Although many have already heard the news, I think it’s time to make an official announcement and fill in a few details. After five and a half very good years here at LSU, the lab is moving to the University of Southern California. Starting in January 2019, we’ll be joining the Marine and Environmental Biology section of the Department of Biological Sciences, in the Dornsife College of Letters, Arts and Sciences. In addition to a strong emphasis on marine microbiology and biogeochemistry, MEB has close connections with the Geobiology faculty in the Department of Earth Sciences and the Center for Dark Energy Biosphere Investigations (C-DEBI). As part of this transdisciplinary group, we will continue to investigate microbial functions and ecology in aquatic systems, and advance our emphasis on combining cultivation with ‘omics methodologies. Our high-througput culturing protocol will get some upgrades, and we’ll be adding Pacific Ocean prokaryotes to our culture collection. I’m personally very grateful to the support we’ve received here at LSU over the years, and I know I will remember our time in Baton Rouge fondly. We are also very excited to become part of the USC family and join the close collaborative atmosphere among the related micro, geo, chem, and physics faculty.
The lab is active this summer. I spoke at ASM’s Microbe2018 in Atlanta and just returned from presenting a poster at the Marine Microbes GRC in beautiful Barga, Italy. Mike is heading to ISME17 in Leipzig, Germany to present his work later this month. Mike, Celeste, and I have also been traipsing all over southern Louisiana in support of our NSF-funded project to unravel lineage-specific evolutionary adaptations to alternative salinity regimes in coastal SAR11 bacterioplankton. Every month we cover over 800 miles to get to our four coastal sites.
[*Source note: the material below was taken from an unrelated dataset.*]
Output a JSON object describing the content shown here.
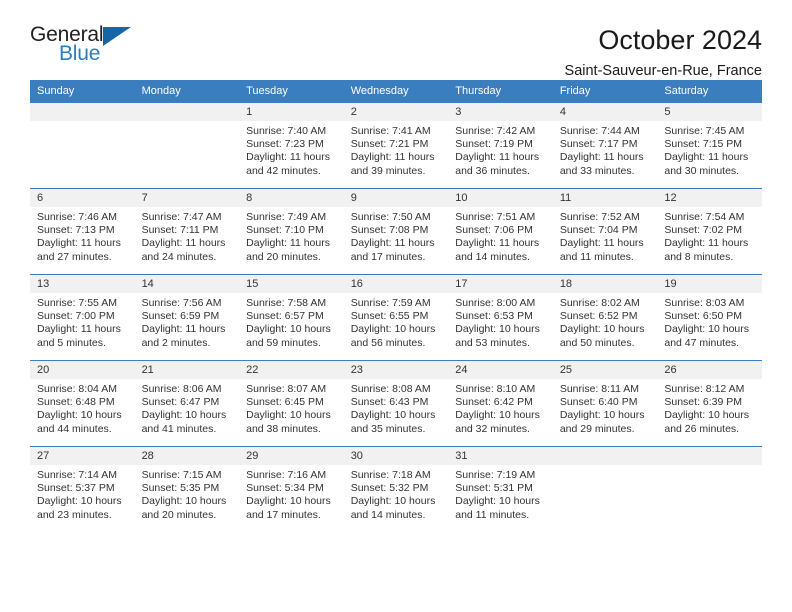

We also welcome Jordan Coelho to the lab as our newest Ph.D. student! Jordan just finished a second bachelors degree, this time in microbiology, from Oregon State University and worked in the lab of Kim Halsey. Later this month we’ll be joined by Alex Hyer, another Ph.D. student coming from the University of Utah. He worked in the lab of William Brazelton and is currently doing a summer internship with NASA! We’re excited to have you both with us, Jordan and Alex.